--- RECORDS FOR THE EXERCISE ---

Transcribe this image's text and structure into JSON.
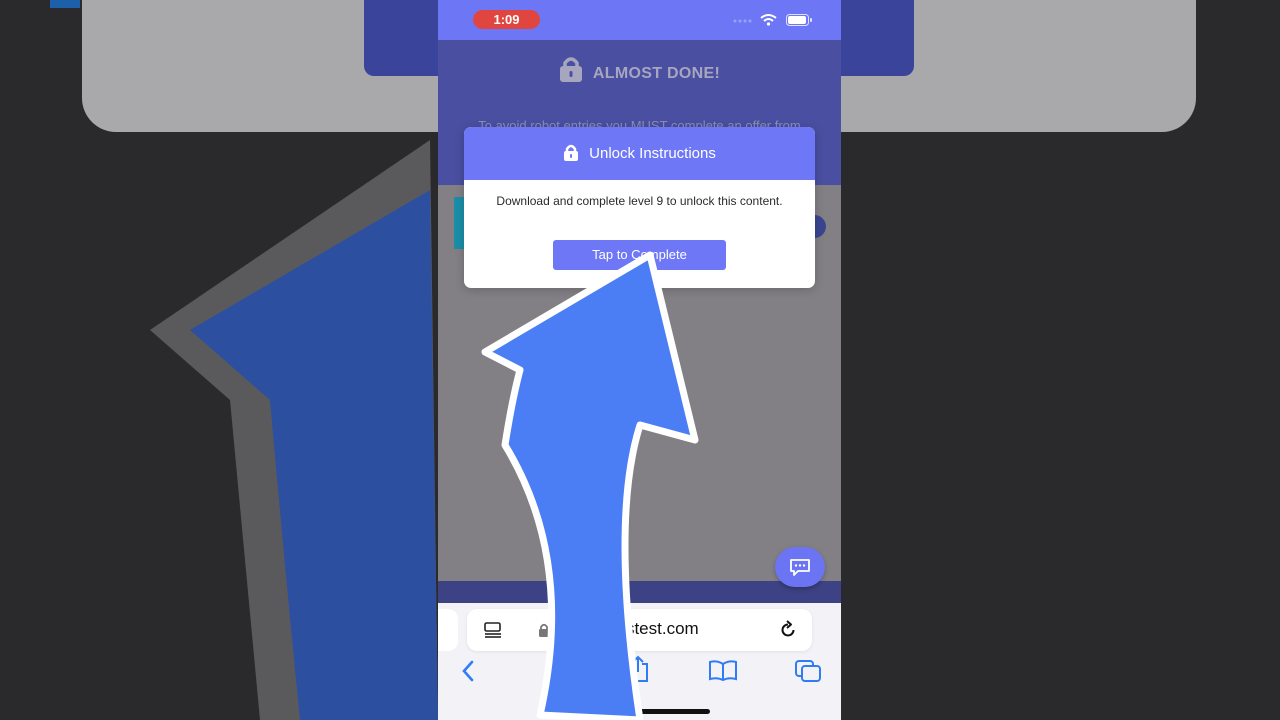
{
  "status_bar": {
    "time": "1:09"
  },
  "page": {
    "heading": "ALMOST DONE!",
    "description_line": "To avoid robot entries you MUST complete an offer from"
  },
  "modal": {
    "title": "Unlock Instructions",
    "body": "Download and complete level 9 to unlock this content.",
    "button_label": "Tap to Complete"
  },
  "browser": {
    "url": "cl       serstest.com",
    "toolbar_icons": [
      "back-icon",
      "forward-icon",
      "share-icon",
      "bookmarks-icon",
      "tabs-icon"
    ]
  },
  "colors": {
    "accent": "#6e78f6",
    "header_dark": "#4a4fa1",
    "recording_pill": "#e0463f",
    "overlay_arrow": "#4b7df5"
  }
}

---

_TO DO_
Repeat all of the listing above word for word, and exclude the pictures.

_YOUR SOLUTION_
Transcribe this image's text and structure into JSON.
{
  "status_bar": {
    "time": "1:09"
  },
  "page": {
    "heading": "ALMOST DONE!",
    "description_line": "To avoid robot entries you MUST complete an offer from"
  },
  "modal": {
    "title": "Unlock Instructions",
    "body": "Download and complete level 9 to unlock this content.",
    "button_label": "Tap to Complete"
  },
  "browser": {
    "url": "cl       serstest.com",
    "toolbar_icons": [
      "back-icon",
      "forward-icon",
      "share-icon",
      "bookmarks-icon",
      "tabs-icon"
    ]
  },
  "colors": {
    "accent": "#6e78f6",
    "header_dark": "#4a4fa1",
    "recording_pill": "#e0463f",
    "overlay_arrow": "#4b7df5"
  }
}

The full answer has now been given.